Come and take a gander.
ETFs offer exposure to most sectors and asset classes with the added bonus of being liquid, transparent and tax efficient, writes Dan Burrows for SmartMoney.
While ETFs are indeed funds, an investor should still treat them like stocks. But unlike stocks, ETFs have a few identifiable quirks to look out for:
- Research. You need to know what you’re getting yourself into. The transparency in ETFs are because of the underlying index they track, so it is prudent to look over the components and allocations of that benchmark.
- Tracking error. ETFs try to replicate the returns of the underlying index and it sometimes does diverage from the actual value. in 2008, listed ETFs in the United States had an average tracking error of about 0.5%. Wider tracking errors tend to occur more often in global ETFs because of global time differences.
- Buy with limit. Never use market orders when buying ETFs. When specialists execute your trade, you will most likely not get the best price. Limit orders specify the price at which you may want to sell or buy.

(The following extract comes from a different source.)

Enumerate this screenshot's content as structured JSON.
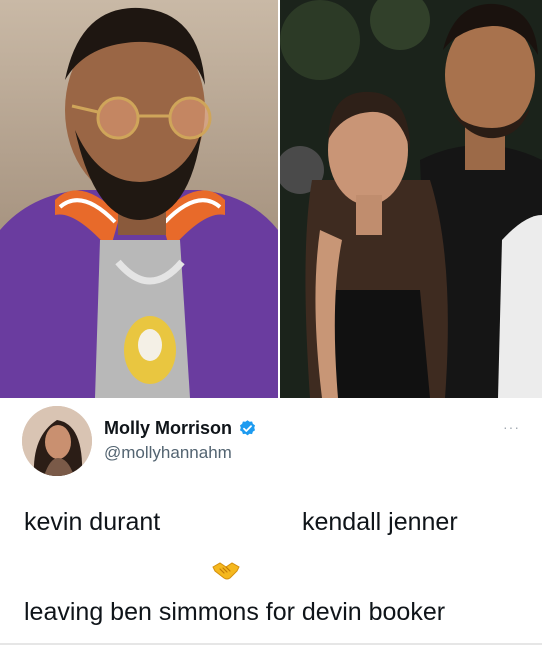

- Volume. Liquidity and volume size help maintain the efficient and correct prices for ETFs. We try to focus on ETFs with at least $50 million in assets. A $20 million ETF made up of many well-traded stocks can also be as good.
- Taxes. An appealing attribute in an ETF is its tax efficiency, but it should be noted that a few ETFs do have capital gains distributions.
The opinions and forecasts expressed herein are solely those of Tom Lydon, and may not actually come to pass. Information on this site should not be used or construed as an offer to sell, a solicitation of an offer to buy, or a recommendation for any product.